▶ [Required work] Recreate the entire listing that appears below, exactly.
::::::::::
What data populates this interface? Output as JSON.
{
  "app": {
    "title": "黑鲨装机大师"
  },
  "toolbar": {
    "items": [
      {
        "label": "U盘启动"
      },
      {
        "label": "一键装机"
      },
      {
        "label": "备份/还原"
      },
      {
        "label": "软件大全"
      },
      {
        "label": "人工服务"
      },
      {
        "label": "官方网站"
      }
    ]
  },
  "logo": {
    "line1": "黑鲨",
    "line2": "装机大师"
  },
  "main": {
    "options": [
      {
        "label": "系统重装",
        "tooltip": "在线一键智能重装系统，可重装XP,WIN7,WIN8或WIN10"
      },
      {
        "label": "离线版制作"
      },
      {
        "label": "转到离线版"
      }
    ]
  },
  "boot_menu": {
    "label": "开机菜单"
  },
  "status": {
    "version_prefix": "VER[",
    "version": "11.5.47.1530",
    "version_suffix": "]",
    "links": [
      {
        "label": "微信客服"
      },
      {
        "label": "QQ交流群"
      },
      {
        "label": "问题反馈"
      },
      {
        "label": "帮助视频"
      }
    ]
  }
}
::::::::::
▶ [Output of the exercise]
What data populates this interface? Output as JSON.
{
  "app": {
    "title": "黑鲨装机大师"
  },
  "toolbar": {
    "items": [
      {
        "label": "U盘启动"
      },
      {
        "label": "一键装机"
      },
      {
        "label": "备份/还原"
      },
      {
        "label": "软件大全"
      },
      {
        "label": "人工服务"
      },
      {
        "label": "官方网站"
      }
    ]
  },
  "logo": {
    "line1": "黑鲨",
    "line2": "装机大师"
  },
  "main": {
    "options": [
      {
        "label": "系统重装",
        "tooltip": "在线一键智能重装系统，可重装XP,WIN7,WIN8或WIN10"
      },
      {
        "label": "离线版制作"
      },
      {
        "label": "转到离线版"
      }
    ]
  },
  "boot_menu": {
    "label": "开机菜单"
  },
  "status": {
    "version_prefix": "VER[",
    "version": "11.5.47.1530",
    "version_suffix": "]",
    "links": [
      {
        "label": "微信客服"
      },
      {
        "label": "QQ交流群"
      },
      {
        "label": "问题反馈"
      },
      {
        "label": "帮助视频"
      }
    ]
  }
}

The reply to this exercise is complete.